What to do =
Report only how many lines of the entries below contain the string "country".

Exercise material =
:::::

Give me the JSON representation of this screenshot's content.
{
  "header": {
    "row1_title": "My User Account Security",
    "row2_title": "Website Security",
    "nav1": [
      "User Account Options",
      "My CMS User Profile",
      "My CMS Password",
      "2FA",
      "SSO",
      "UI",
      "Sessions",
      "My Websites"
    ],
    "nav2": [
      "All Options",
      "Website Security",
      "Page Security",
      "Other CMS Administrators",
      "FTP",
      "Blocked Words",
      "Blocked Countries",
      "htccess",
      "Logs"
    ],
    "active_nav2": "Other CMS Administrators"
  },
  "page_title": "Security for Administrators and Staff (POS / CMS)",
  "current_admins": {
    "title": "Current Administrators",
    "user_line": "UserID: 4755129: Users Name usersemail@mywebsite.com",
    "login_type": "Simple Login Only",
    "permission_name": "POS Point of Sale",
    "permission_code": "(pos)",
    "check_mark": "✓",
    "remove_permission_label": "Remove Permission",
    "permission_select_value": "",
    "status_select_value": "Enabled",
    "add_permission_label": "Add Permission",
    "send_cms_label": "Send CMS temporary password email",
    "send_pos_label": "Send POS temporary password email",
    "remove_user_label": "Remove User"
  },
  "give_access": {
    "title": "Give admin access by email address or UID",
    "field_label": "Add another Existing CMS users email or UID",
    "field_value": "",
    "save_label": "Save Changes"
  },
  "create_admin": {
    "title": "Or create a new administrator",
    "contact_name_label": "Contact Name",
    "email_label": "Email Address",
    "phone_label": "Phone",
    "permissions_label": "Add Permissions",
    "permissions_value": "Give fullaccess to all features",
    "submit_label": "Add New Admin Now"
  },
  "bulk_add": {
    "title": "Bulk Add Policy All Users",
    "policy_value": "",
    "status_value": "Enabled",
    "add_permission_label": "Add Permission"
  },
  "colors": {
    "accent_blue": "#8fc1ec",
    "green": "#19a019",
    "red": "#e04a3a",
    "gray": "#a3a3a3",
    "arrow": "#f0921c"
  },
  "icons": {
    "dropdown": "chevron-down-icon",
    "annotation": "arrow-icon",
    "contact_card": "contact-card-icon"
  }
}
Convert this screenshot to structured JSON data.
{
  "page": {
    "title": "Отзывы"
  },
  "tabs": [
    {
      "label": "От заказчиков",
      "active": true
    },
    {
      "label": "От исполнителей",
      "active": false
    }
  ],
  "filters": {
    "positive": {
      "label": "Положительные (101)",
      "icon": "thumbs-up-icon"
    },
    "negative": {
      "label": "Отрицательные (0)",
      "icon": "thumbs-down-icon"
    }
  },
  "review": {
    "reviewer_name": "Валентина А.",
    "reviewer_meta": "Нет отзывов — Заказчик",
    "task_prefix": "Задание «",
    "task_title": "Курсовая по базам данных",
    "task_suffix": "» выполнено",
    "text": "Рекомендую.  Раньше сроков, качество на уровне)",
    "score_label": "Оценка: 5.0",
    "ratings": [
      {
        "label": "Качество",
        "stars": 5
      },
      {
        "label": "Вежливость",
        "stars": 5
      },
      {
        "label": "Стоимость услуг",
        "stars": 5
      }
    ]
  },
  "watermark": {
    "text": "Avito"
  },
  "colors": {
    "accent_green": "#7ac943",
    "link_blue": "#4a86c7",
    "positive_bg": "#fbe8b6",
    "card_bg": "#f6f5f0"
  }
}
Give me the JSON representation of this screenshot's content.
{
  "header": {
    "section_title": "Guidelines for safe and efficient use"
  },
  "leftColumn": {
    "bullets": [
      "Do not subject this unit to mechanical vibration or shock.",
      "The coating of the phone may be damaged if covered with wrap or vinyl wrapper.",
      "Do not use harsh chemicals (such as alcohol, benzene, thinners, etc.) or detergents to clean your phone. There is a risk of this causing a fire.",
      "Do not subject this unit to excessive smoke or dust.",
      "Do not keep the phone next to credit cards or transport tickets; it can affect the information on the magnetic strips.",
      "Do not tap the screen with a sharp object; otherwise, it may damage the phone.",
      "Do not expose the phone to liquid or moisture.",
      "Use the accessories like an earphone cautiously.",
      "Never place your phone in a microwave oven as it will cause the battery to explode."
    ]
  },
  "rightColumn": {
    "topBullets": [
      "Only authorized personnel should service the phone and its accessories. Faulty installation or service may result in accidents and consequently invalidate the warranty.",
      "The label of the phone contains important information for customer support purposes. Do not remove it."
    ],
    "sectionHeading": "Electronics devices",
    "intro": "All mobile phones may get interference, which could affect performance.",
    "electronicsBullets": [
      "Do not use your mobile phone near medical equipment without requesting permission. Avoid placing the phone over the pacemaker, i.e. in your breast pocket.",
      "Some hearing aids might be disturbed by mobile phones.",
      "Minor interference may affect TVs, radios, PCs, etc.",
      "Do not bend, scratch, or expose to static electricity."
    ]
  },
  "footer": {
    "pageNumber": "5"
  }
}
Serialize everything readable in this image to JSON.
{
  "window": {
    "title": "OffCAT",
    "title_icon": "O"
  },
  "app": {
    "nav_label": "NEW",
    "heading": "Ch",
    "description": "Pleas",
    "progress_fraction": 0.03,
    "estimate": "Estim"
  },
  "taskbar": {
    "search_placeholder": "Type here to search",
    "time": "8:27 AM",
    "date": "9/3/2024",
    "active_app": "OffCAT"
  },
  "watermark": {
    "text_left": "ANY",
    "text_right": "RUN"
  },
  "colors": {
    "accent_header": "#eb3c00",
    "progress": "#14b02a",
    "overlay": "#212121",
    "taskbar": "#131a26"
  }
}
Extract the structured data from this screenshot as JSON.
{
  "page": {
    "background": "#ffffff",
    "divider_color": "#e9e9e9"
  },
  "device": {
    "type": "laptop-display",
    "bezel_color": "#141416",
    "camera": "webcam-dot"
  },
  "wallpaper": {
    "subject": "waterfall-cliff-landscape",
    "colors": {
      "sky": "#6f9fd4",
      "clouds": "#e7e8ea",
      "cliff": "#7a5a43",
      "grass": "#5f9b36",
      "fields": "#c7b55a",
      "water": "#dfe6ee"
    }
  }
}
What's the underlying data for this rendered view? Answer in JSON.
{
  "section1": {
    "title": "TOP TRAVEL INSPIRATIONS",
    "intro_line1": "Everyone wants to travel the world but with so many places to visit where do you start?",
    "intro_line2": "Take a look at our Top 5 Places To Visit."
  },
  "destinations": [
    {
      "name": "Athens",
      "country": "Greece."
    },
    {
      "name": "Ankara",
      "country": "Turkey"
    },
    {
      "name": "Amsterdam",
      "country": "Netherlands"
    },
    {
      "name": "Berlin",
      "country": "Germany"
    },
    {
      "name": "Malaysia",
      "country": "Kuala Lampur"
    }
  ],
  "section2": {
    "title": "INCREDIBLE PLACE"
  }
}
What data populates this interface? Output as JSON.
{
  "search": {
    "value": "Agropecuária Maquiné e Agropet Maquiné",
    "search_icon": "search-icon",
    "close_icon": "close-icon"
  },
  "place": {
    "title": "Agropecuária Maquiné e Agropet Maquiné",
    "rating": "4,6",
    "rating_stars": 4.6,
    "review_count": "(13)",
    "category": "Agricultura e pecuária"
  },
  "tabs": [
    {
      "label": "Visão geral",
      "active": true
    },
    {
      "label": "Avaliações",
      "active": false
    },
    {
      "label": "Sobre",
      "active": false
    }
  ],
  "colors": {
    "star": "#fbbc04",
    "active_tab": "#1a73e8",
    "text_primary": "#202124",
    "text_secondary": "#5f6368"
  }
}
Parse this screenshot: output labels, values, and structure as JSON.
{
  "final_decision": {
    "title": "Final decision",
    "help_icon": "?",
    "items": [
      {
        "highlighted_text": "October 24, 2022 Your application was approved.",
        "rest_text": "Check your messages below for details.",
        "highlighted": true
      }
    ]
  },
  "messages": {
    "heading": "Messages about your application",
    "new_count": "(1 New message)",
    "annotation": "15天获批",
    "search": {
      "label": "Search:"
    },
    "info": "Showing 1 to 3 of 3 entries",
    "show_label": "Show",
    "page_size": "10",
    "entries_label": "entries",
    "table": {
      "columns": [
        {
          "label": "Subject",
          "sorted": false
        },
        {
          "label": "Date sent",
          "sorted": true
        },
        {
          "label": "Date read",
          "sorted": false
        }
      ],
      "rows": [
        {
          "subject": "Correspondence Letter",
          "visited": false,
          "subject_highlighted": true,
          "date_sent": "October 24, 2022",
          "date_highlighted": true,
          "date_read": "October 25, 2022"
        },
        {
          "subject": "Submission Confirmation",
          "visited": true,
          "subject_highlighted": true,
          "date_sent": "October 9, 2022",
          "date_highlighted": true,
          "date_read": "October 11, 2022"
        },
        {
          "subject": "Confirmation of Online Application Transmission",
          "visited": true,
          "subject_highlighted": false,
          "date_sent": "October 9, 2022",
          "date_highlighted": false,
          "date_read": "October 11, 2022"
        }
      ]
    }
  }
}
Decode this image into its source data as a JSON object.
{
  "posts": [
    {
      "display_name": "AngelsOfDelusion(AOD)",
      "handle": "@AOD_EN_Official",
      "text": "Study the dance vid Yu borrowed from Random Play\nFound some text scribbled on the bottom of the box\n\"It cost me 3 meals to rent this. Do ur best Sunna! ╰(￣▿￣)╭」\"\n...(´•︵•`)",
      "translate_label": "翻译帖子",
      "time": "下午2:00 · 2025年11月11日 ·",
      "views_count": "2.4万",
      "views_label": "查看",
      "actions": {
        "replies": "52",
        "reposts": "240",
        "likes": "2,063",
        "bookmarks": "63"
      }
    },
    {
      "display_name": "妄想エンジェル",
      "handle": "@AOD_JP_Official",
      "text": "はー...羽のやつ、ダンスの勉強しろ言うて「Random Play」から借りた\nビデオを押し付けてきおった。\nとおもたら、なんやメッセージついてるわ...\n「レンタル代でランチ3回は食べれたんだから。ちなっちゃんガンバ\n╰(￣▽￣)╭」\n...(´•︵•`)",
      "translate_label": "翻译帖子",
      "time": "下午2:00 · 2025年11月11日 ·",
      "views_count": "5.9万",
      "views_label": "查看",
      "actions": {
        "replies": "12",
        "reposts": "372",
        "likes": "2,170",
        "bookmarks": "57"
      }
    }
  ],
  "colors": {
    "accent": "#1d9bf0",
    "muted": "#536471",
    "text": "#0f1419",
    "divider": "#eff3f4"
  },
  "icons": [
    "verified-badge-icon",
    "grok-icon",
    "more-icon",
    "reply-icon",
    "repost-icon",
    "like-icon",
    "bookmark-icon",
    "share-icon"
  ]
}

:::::

Task solution =
5